At a time when social mobility, income inequality and joblessness for the under-educated dominate the national discussion, it is notable that our Presidential candidates have largely avoided talking about elementary and secondary education. In America today, a child raised in a family with earnings in the bottom quartile nationally is six times less likely to graduate from college than is a child whose family earns in the top quartile. Important as it is that candidates address the effect of college debt on low-income students, the odds for poor kids will not improve without change in the elementary and secondary schools that equip students for college in the first place.
No issue in school reform has proven more contentious than the nationwide push to improve persistently struggling schools in low-income communities. In cities across the country, attempts to transform hulking high schools into clusters of more nurturing small schools, or to create innovative public charter schools in low-income neighborhoods, have yielded debate and protest.
Last year, heeding calls for “local control” of education decisions and less invasive interventions in underperforming schools, Congress passed the Every Student Succeeds Act, granting states and local school boards, rather than the federal government, broad latitude in determining how to rate the performance of schools and how to intervene when performance lags.
Amidst the search for local solutions and less caustic debates, however, an important question persists: what should be done when year after year schools try to improve but do not?
New research on work done by the Bloomberg administration to improve New York City schools indicates that abandoning calls for dramatic intervention in persistently struggling schools would be a stain on the education legacy of any President and would do unjustifiable harm to millions of American youth growing up in poverty.
The research indicates that, in spite of the controversy they generated in New York at the time, replacing large failing high schools, developing smaller schools in their place, and providing quality charter school options for families, have proved to be greatly beneficial strategies for hundreds of thousands of New York students, with implications for the nation.
One study, conducted by the Research Alliance for New York City Schools at New York University and released in July by the journal Education Next, examined the effort to replace the management and staff of large, underperforming high schools with clusters of smaller schools led by new principals.
The large schools in question were unusually poor performers. Sometimes as few as 30 percent of their students graduated from high school. The overwhelming majority of those students were African-American or Latino, and nearly all were from low-income households.
The study found that replacing these failed large schools with clusters of smaller, innovative schools within the same facility worked exceptionally well. Among 11,000 ninth grade students who would have enrolled in the large schools but enrolled elsewhere because the schools had been replaced, the graduation rate was 15 percentage points higher than it would have been had the large, failing schools remained in operation.
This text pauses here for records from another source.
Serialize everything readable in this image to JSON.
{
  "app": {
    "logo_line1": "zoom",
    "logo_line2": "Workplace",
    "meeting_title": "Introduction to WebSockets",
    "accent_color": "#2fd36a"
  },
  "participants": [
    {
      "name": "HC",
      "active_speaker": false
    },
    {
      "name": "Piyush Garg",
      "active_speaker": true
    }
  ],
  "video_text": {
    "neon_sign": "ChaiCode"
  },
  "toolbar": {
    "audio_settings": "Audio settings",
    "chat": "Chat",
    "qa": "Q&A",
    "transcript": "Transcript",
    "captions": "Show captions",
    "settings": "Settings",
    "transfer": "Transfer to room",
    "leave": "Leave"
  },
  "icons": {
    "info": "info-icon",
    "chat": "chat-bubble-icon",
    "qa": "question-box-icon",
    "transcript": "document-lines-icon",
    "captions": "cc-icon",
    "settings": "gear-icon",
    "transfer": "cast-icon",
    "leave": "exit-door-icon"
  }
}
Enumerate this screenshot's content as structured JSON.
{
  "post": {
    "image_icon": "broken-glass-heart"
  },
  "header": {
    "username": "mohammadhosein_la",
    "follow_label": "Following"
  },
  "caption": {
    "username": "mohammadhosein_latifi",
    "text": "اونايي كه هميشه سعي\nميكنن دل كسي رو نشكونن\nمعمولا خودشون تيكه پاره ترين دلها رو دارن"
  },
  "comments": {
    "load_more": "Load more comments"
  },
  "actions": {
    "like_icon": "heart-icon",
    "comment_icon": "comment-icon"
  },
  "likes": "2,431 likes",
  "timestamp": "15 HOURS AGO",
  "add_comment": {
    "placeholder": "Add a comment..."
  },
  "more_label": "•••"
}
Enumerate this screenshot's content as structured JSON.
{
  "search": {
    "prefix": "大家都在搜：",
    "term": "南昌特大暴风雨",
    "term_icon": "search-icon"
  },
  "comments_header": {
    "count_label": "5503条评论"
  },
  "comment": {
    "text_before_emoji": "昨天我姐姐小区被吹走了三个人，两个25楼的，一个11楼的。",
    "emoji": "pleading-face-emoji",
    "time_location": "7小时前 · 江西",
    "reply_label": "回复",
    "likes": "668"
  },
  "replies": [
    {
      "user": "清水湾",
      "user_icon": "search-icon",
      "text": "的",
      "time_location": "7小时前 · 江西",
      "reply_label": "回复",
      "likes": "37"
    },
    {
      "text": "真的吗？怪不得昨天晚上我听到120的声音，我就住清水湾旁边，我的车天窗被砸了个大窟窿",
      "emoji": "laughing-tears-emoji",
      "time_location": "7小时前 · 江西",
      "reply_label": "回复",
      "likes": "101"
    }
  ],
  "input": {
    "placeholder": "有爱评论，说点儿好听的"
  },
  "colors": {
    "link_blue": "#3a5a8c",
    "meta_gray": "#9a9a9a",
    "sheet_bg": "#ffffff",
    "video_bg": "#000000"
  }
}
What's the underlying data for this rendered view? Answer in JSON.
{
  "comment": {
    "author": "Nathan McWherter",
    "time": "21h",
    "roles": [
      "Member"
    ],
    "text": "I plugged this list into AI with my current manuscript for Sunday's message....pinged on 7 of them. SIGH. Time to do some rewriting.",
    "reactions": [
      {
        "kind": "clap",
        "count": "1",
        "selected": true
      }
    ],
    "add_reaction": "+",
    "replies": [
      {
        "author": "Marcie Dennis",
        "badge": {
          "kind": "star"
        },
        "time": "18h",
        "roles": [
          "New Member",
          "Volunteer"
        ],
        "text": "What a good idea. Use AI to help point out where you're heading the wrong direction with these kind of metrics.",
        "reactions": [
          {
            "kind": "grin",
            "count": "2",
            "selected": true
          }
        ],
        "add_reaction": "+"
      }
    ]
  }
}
Skeptics may be concerned that in spite of these benefits for freshmen entering high schools, the costs of such interventions for students already enrolled in schools that are being phased out is too great. But the researchers “found that for students already enrolled in a school that was later closed, the phase-out process did not have a systematic impact, positive or negative, on their attendance or academic performance.”
This research adds to evidence that the strategy to replace large high schools with smaller ones increased student achievement significantly and at great scale. A 2013 study by MDRC found that students attending new small schools in New York graduated at a rate nearly 10 percentage points higher than did citywide peers with comparable backgrounds and learning needs.
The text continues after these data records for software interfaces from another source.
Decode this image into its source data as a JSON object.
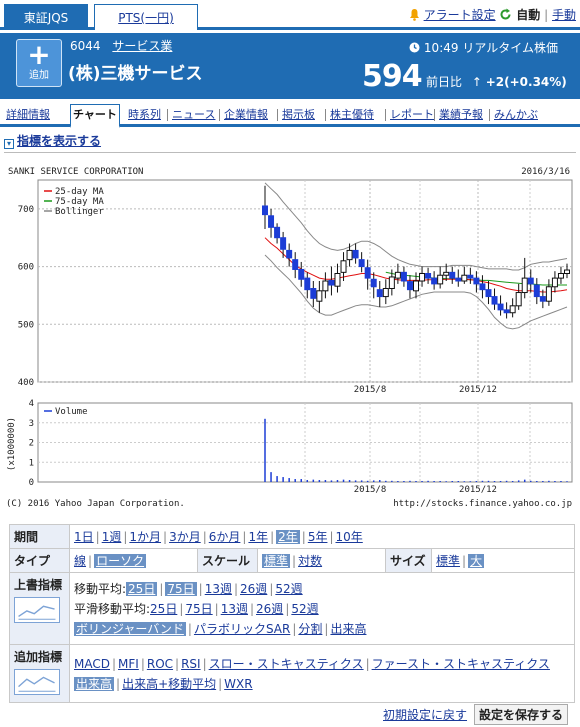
{
  "tabs": {
    "tse": "東証JQS",
    "pts": "PTS(一円)"
  },
  "top_links": {
    "alert": "アラート設定",
    "auto": "自動",
    "manual": "手動"
  },
  "stock": {
    "add_label": "追加",
    "code": "6044",
    "sector": "サービス業",
    "name": "(株)三機サービス",
    "time": "10:49",
    "rt_label": "リアルタイム株価",
    "price": "594",
    "change_label": "前日比",
    "change": "+2(+0.34%)"
  },
  "nav": [
    "詳細情報",
    "チャート",
    "時系列",
    "ニュース",
    "企業情報",
    "掲示板",
    "株主優待",
    "レポート",
    "業績予報",
    "みんかぶ"
  ],
  "show_indicators": "指標を表示する",
  "chart_data": {
    "type": "candlestick",
    "title": "SANKI SERVICE CORPORATION",
    "date": "2016/3/16",
    "legend": [
      "25-day MA",
      "75-day MA",
      "Bollinger"
    ],
    "series_colors": {
      "up": "#ffffff",
      "down": "#1c3dd6",
      "ma25": "#e01010",
      "ma75": "#1a9a1a",
      "bollinger": "#888888",
      "volume": "#1c3dd6"
    },
    "y_ticks": [
      700,
      600,
      500,
      400
    ],
    "ylim": [
      400,
      750
    ],
    "x_ticks": [
      "2015/8",
      "2015/12"
    ],
    "volume_label": "Volume",
    "volume_unit": "(x1000000)",
    "volume_ticks": [
      4,
      3,
      2,
      1,
      0
    ],
    "volume_ylim": [
      0,
      4
    ],
    "copyright": "(C) 2016 Yahoo Japan Corporation.",
    "source_url": "http://stocks.finance.yahoo.co.jp",
    "candles": [
      [
        705,
        690,
        740,
        665
      ],
      [
        688,
        668,
        700,
        650
      ],
      [
        668,
        650,
        675,
        640
      ],
      [
        650,
        630,
        660,
        615
      ],
      [
        628,
        615,
        640,
        600
      ],
      [
        612,
        595,
        625,
        580
      ],
      [
        595,
        578,
        608,
        565
      ],
      [
        580,
        560,
        590,
        545
      ],
      [
        562,
        545,
        575,
        530
      ],
      [
        540,
        558,
        575,
        520
      ],
      [
        558,
        575,
        590,
        545
      ],
      [
        576,
        568,
        600,
        550
      ],
      [
        566,
        588,
        605,
        555
      ],
      [
        590,
        610,
        625,
        575
      ],
      [
        612,
        628,
        640,
        600
      ],
      [
        628,
        615,
        640,
        605
      ],
      [
        612,
        600,
        625,
        590
      ],
      [
        598,
        580,
        612,
        560
      ],
      [
        578,
        565,
        590,
        545
      ],
      [
        560,
        548,
        575,
        530
      ],
      [
        548,
        562,
        578,
        535
      ],
      [
        562,
        582,
        595,
        550
      ],
      [
        580,
        590,
        605,
        570
      ],
      [
        590,
        575,
        600,
        565
      ],
      [
        574,
        560,
        585,
        545
      ],
      [
        558,
        575,
        590,
        545
      ],
      [
        575,
        588,
        600,
        565
      ],
      [
        588,
        580,
        598,
        570
      ],
      [
        580,
        570,
        592,
        560
      ],
      [
        570,
        585,
        600,
        562
      ],
      [
        585,
        590,
        605,
        575
      ],
      [
        590,
        580,
        600,
        570
      ],
      [
        580,
        575,
        595,
        565
      ],
      [
        575,
        585,
        600,
        570
      ],
      [
        585,
        580,
        598,
        570
      ],
      [
        580,
        570,
        592,
        555
      ],
      [
        570,
        560,
        585,
        545
      ],
      [
        560,
        548,
        575,
        535
      ],
      [
        548,
        535,
        562,
        525
      ],
      [
        535,
        525,
        550,
        515
      ],
      [
        525,
        520,
        538,
        510
      ],
      [
        520,
        532,
        545,
        512
      ],
      [
        532,
        555,
        570,
        525
      ],
      [
        555,
        580,
        615,
        545
      ],
      [
        580,
        570,
        595,
        555
      ],
      [
        568,
        548,
        580,
        535
      ],
      [
        548,
        540,
        560,
        528
      ],
      [
        540,
        565,
        578,
        532
      ],
      [
        565,
        580,
        592,
        555
      ],
      [
        580,
        588,
        600,
        570
      ],
      [
        588,
        594,
        605,
        580
      ]
    ],
    "ma25": [
      650,
      640,
      632,
      622,
      612,
      602,
      596,
      590,
      585,
      580,
      578,
      578,
      580,
      582,
      584,
      586,
      588,
      588,
      586,
      583,
      580,
      578,
      577,
      576,
      576,
      576,
      576,
      577,
      577,
      577,
      578,
      578,
      578,
      578,
      577,
      576,
      574,
      572,
      569,
      566,
      562,
      560,
      558,
      558,
      558,
      557,
      556,
      556,
      557,
      558,
      560
    ],
    "ma75": [
      null,
      null,
      null,
      null,
      null,
      null,
      null,
      null,
      null,
      null,
      null,
      null,
      null,
      null,
      null,
      null,
      null,
      null,
      null,
      null,
      590,
      588,
      586,
      585,
      584,
      583,
      582,
      581,
      580,
      580,
      579,
      579,
      578,
      578,
      577,
      577,
      576,
      576,
      575,
      574,
      573,
      572,
      571,
      570,
      570,
      569,
      568,
      568,
      568,
      568,
      568
    ],
    "boll_upper": [
      745,
      735,
      725,
      712,
      700,
      688,
      676,
      662,
      650,
      640,
      634,
      630,
      628,
      630,
      634,
      640,
      644,
      644,
      640,
      634,
      626,
      618,
      612,
      608,
      604,
      602,
      600,
      600,
      600,
      600,
      600,
      602,
      602,
      602,
      602,
      600,
      598,
      596,
      596,
      596,
      596,
      594,
      594,
      598,
      604,
      606,
      608,
      608,
      610,
      612,
      614
    ],
    "boll_lower": [
      620,
      610,
      598,
      588,
      578,
      566,
      554,
      540,
      528,
      520,
      516,
      516,
      520,
      524,
      528,
      532,
      534,
      534,
      532,
      530,
      530,
      532,
      536,
      540,
      544,
      548,
      552,
      554,
      556,
      556,
      556,
      556,
      556,
      556,
      554,
      548,
      538,
      526,
      512,
      502,
      494,
      492,
      494,
      500,
      506,
      510,
      514,
      518,
      522,
      526,
      530
    ],
    "volume": [
      3.2,
      0.5,
      0.3,
      0.25,
      0.2,
      0.15,
      0.15,
      0.1,
      0.12,
      0.1,
      0.1,
      0.08,
      0.1,
      0.12,
      0.1,
      0.08,
      0.08,
      0.06,
      0.08,
      0.1,
      0.06,
      0.06,
      0.05,
      0.05,
      0.06,
      0.05,
      0.05,
      0.06,
      0.05,
      0.05,
      0.04,
      0.05,
      0.05,
      0.04,
      0.04,
      0.05,
      0.06,
      0.06,
      0.05,
      0.05,
      0.06,
      0.05,
      0.08,
      0.12,
      0.06,
      0.05,
      0.05,
      0.06,
      0.05,
      0.05,
      0.04
    ]
  },
  "controls": {
    "period": {
      "label": "期間",
      "items": [
        "1日",
        "1週",
        "1か月",
        "3か月",
        "6か月",
        "1年",
        "2年",
        "5年",
        "10年"
      ],
      "selected": "2年"
    },
    "type": {
      "label": "タイプ",
      "items": [
        "線",
        "ローソク"
      ],
      "selected": "ローソク"
    },
    "scale": {
      "label": "スケール",
      "items": [
        "標準",
        "対数"
      ],
      "selected": "標準"
    },
    "size": {
      "label": "サイズ",
      "items": [
        "標準",
        "大"
      ],
      "selected": "大"
    },
    "overlay": {
      "label": "上書指標",
      "ma_label": "移動平均:",
      "ma_items": [
        "25日",
        "75日",
        "13週",
        "26週",
        "52週"
      ],
      "ma_selected": [
        "25日",
        "75日"
      ],
      "smooth_label": "平滑移動平均:",
      "smooth_items": [
        "25日",
        "75日",
        "13週",
        "26週",
        "52週"
      ],
      "others": [
        "ボリンジャーバンド",
        "パラボリックSAR",
        "分割",
        "出来高"
      ],
      "others_selected": [
        "ボリンジャーバンド"
      ]
    },
    "extra": {
      "label": "追加指標",
      "items": [
        "MACD",
        "MFI",
        "ROC",
        "RSI",
        "スロー・ストキャスティクス",
        "ファースト・ストキャスティクス"
      ],
      "items2": [
        "出来高",
        "出来高+移動平均",
        "WXR"
      ],
      "selected": [
        "出来高"
      ]
    }
  },
  "bottom": {
    "reset": "初期設定に戻す",
    "save": "設定を保存する"
  }
}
Public charter schools, expanded significantly by the Bloomberg administration, also show unambiguous benefits years later. On recent New York State tests, students in city charter schools, serving a population of more than 90 percent African-American and Latino students, exceeded district-wide proficiency rates in math by 13 percentage points and by 5 percent in English. The percentage of African-American students in charters meeting state benchmarks in math more than doubled the rate of African-American students in other schools meeting the mark.
None of this is to say that any parent wants to look far and wide for a quality school or wants neighborhood schools to be replaced. These were not comfortable or convenient strategies, and they had costs.
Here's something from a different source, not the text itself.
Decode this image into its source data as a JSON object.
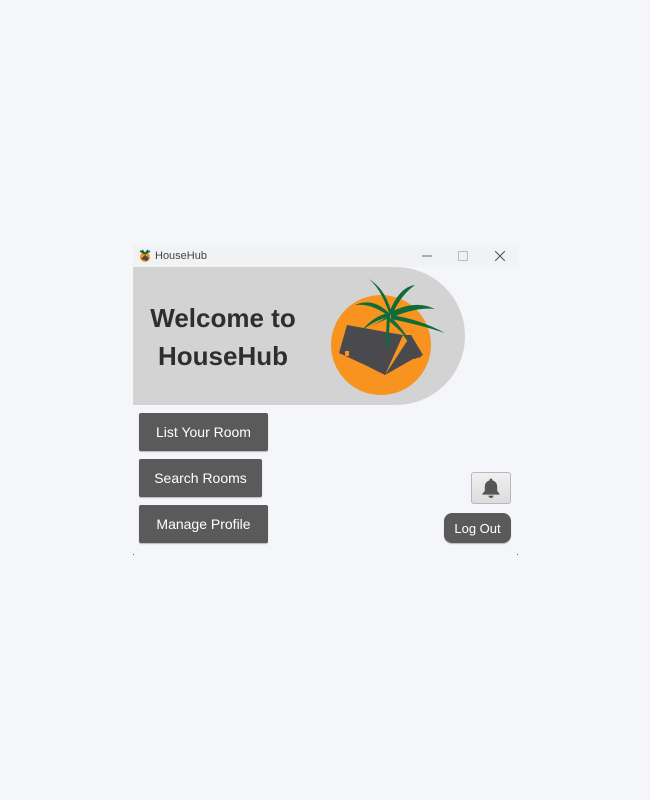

But amidst the search for a kinder and gentler education politics, research demonstrating the positive effect of these New York City strategies makes the moral case clear for an incoming President and for states and districts rethinking education policies: The American education system presents intolerably long odds to low-income children attending persistently struggling schools, and sometimes the most appropriate response to dramatic failure is dramatic intervention.